***** Supplied data
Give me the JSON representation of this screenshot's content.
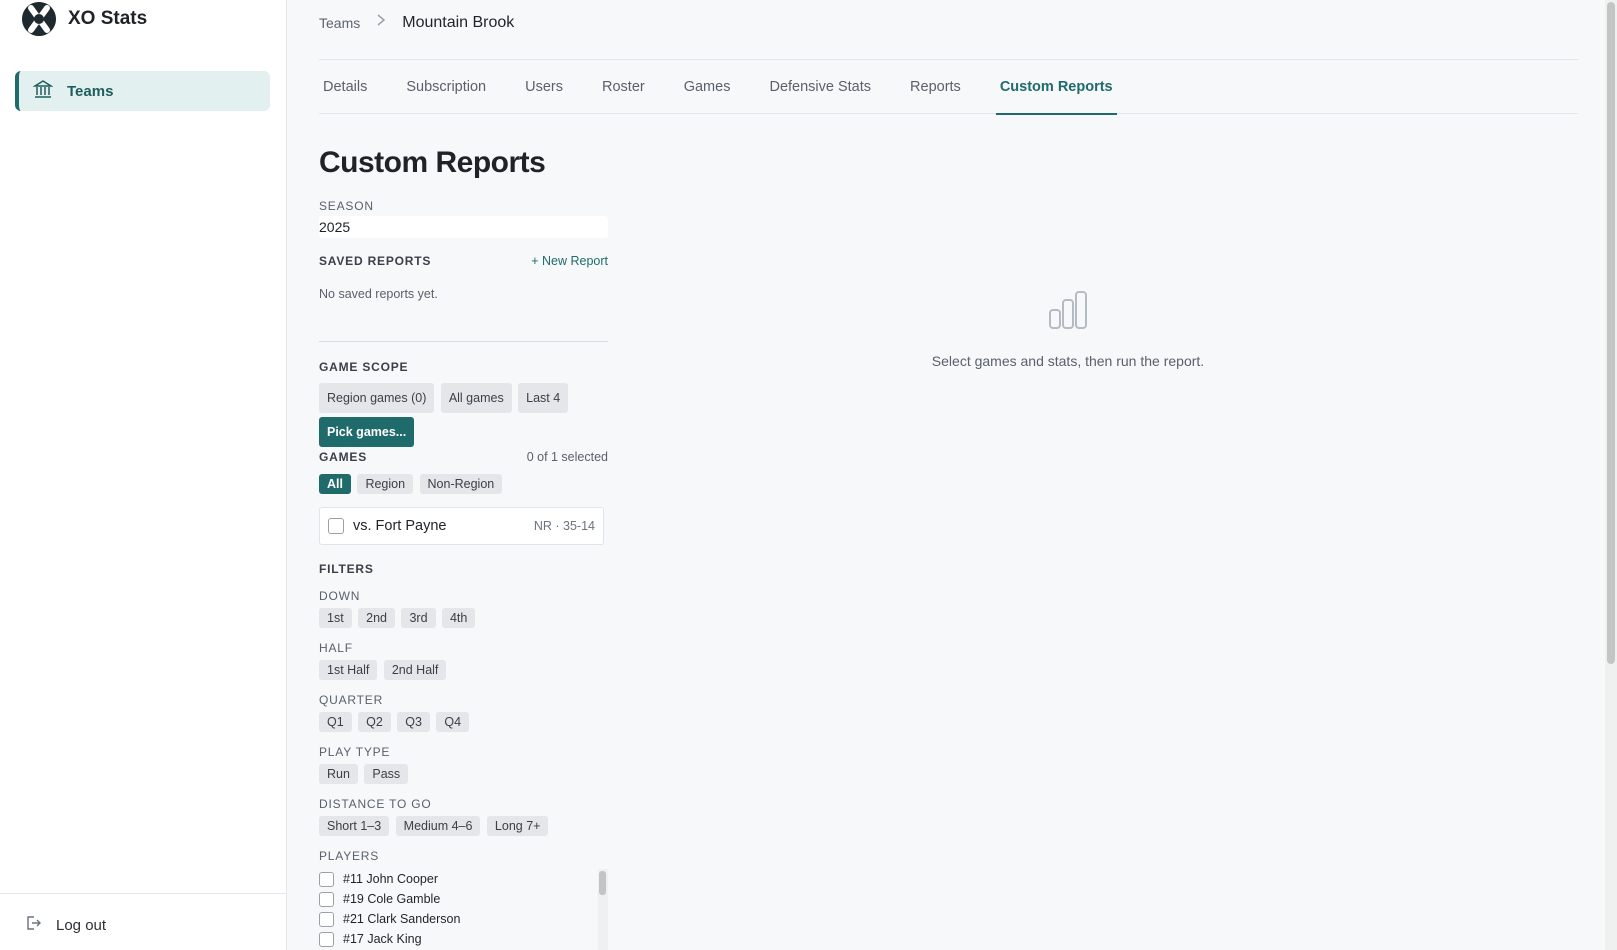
{
  "app": {
    "title": "XO Stats"
  },
  "sidebar": {
    "items": [
      {
        "label": "Teams",
        "icon": "bank-icon",
        "active": true
      }
    ],
    "logout_label": "Log out"
  },
  "breadcrumb": {
    "root": "Teams",
    "current": "Mountain Brook"
  },
  "tabs": [
    {
      "label": "Details"
    },
    {
      "label": "Subscription"
    },
    {
      "label": "Users"
    },
    {
      "label": "Roster"
    },
    {
      "label": "Games"
    },
    {
      "label": "Defensive Stats"
    },
    {
      "label": "Reports"
    },
    {
      "label": "Custom Reports",
      "active": true
    }
  ],
  "page": {
    "title": "Custom Reports"
  },
  "season": {
    "label": "SEASON",
    "value": "2025"
  },
  "saved_reports": {
    "label": "SAVED REPORTS",
    "new_label": "+ New Report",
    "empty_text": "No saved reports yet."
  },
  "game_scope": {
    "label": "GAME SCOPE",
    "options": [
      "Region games (0)",
      "All games",
      "Last 4",
      "Pick games..."
    ],
    "active": "Pick games..."
  },
  "games": {
    "label": "GAMES",
    "count": "0 of 1 selected",
    "filter_options": [
      "All",
      "Region",
      "Non-Region"
    ],
    "active_filter": "All",
    "list": [
      {
        "name": "vs. Fort Payne",
        "meta": "NR · 35-14"
      }
    ]
  },
  "filters": {
    "label": "FILTERS",
    "down": {
      "label": "DOWN",
      "options": [
        "1st",
        "2nd",
        "3rd",
        "4th"
      ]
    },
    "half": {
      "label": "HALF",
      "options": [
        "1st Half",
        "2nd Half"
      ]
    },
    "quarter": {
      "label": "QUARTER",
      "options": [
        "Q1",
        "Q2",
        "Q3",
        "Q4"
      ]
    },
    "play_type": {
      "label": "PLAY TYPE",
      "options": [
        "Run",
        "Pass"
      ]
    },
    "distance": {
      "label": "DISTANCE TO GO",
      "options": [
        "Short 1–3",
        "Medium 4–6",
        "Long 7+"
      ]
    }
  },
  "players": {
    "label": "PLAYERS",
    "list": [
      "#11 John Cooper",
      "#19 Cole Gamble",
      "#21 Clark Sanderson",
      "#17 Jack King"
    ]
  },
  "empty_state": {
    "icon": "bar-chart-icon",
    "text": "Select games and stats, then run the report."
  },
  "colors": {
    "accent": "#1f6b6b",
    "accent_light": "#e2f0f0"
  }
}
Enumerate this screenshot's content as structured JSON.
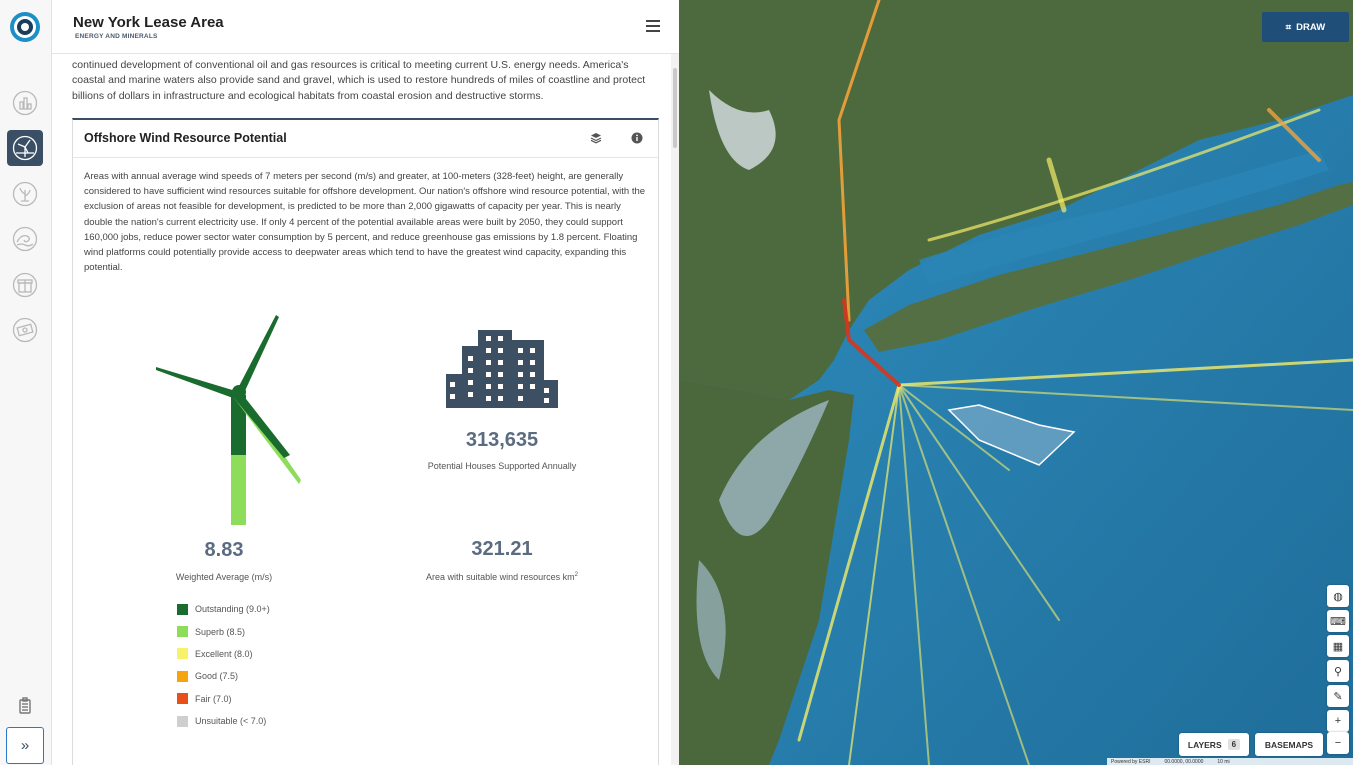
{
  "app": {
    "title": "New York Lease Area",
    "subtitle": "ENERGY AND MINERALS"
  },
  "intro_text": "are currently planned for the Atlantic coast. Hawaii and California are also considering wind projects. At the same time, the continued development of conventional oil and gas resources is critical to meeting current U.S. energy needs. America's coastal and marine waters also provide sand and gravel, which is used to restore hundreds of miles of coastline and protect billions of dollars in infrastructure and ecological habitats from coastal erosion and destructive storms.",
  "card": {
    "title": "Offshore Wind Resource Potential",
    "body": "Areas with annual average wind speeds of 7 meters per second (m/s) and greater, at 100-meters (328-feet) height, are generally considered to have sufficient wind resources suitable for offshore development. Our nation's offshore wind resource potential, with the exclusion of areas not feasible for development, is predicted to be more than 2,000 gigawatts of capacity per year. This is nearly double the nation's current electricity use. If only 4 percent of the potential available areas were built by 2050, they could support 160,000 jobs, reduce power sector water consumption by 5 percent, and reduce greenhouse gas emissions by 1.8 percent. Floating wind platforms could potentially provide access to deepwater areas which tend to have the greatest wind capacity, expanding this potential."
  },
  "stats": {
    "houses_value": "313,635",
    "houses_label": "Potential Houses Supported Annually",
    "wind_value": "8.83",
    "wind_label": "Weighted Average (m/s)",
    "area_value": "321.21",
    "area_label": "Area with suitable wind resources km",
    "area_unit_sup": "2"
  },
  "legend": [
    {
      "label": "Outstanding (9.0+)",
      "color": "#1a6b2e"
    },
    {
      "label": "Superb (8.5)",
      "color": "#8ddc5a"
    },
    {
      "label": "Excellent (8.0)",
      "color": "#f7f26a"
    },
    {
      "label": "Good (7.5)",
      "color": "#f5a40c"
    },
    {
      "label": "Fair (7.0)",
      "color": "#e8501a"
    },
    {
      "label": "Unsuitable (< 7.0)",
      "color": "#cfcfcf"
    }
  ],
  "map": {
    "draw_label": "DRAW",
    "layers_label": "LAYERS",
    "layers_count": "6",
    "basemaps_label": "BASEMAPS",
    "zoom_in": "+",
    "zoom_out": "−",
    "attribution": "Powered by ESRI",
    "coords": "00.0000, 00.0000",
    "scale": "10 mi"
  }
}
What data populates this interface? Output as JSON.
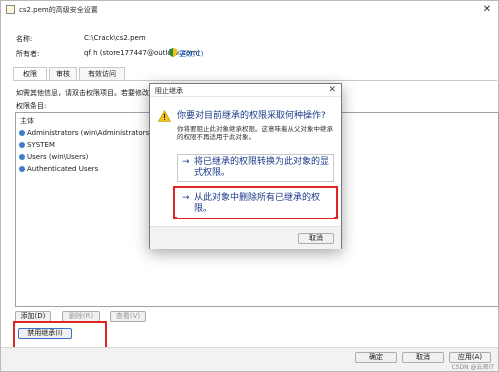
{
  "window": {
    "title": "cs2.pem的高级安全设置",
    "close_glyph": "✕"
  },
  "info": {
    "name_label": "名称:",
    "name_value": "C:\\Crack\\cs2.pem",
    "owner_label": "所有者:",
    "owner_value": "qf h (store177447@outlook.com)",
    "change_link": "更改(C)"
  },
  "tabs": [
    {
      "label": "权限",
      "active": true
    },
    {
      "label": "审核",
      "active": false
    },
    {
      "label": "有效访问",
      "active": false
    }
  ],
  "instructions": "如需其他信息，请双击权限项目。若要修改",
  "perm_entries_label": "权限条目:",
  "perm_list": {
    "header": "主体",
    "rows": [
      "Administrators (win\\Administrators)",
      "SYSTEM",
      "Users (win\\Users)",
      "Authenticated Users"
    ]
  },
  "buttons": {
    "add": "添加(D)",
    "remove": "删除(R)",
    "view": "查看(V)",
    "disable_inheritance": "禁用继承(I)",
    "ok": "确定",
    "cancel": "取消",
    "apply": "应用(A)"
  },
  "dialog": {
    "title": "阻止继承",
    "close_glyph": "✕",
    "heading": "你要对目前继承的权限采取何种操作?",
    "description": "你将要阻止此对象继承权限。这意味着从父对象中继承的权限不再适用于此对象。",
    "option1": "将已继承的权限转换为此对象的显式权限。",
    "option2": "从此对象中删除所有已继承的权限。",
    "cancel": "取消",
    "arrow_glyph": "→"
  },
  "watermark": "CSDN @云肾IT",
  "colors": {
    "highlight_red": "#e02424",
    "link_blue": "#0b57c2",
    "dialog_text_blue": "#1c3a8a"
  }
}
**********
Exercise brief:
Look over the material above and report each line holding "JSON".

Answer box:
Give me the JSON representation of this screenshot's content.
Enumerate this screenshot's content as structured JSON.
What data populates this interface? Output as JSON.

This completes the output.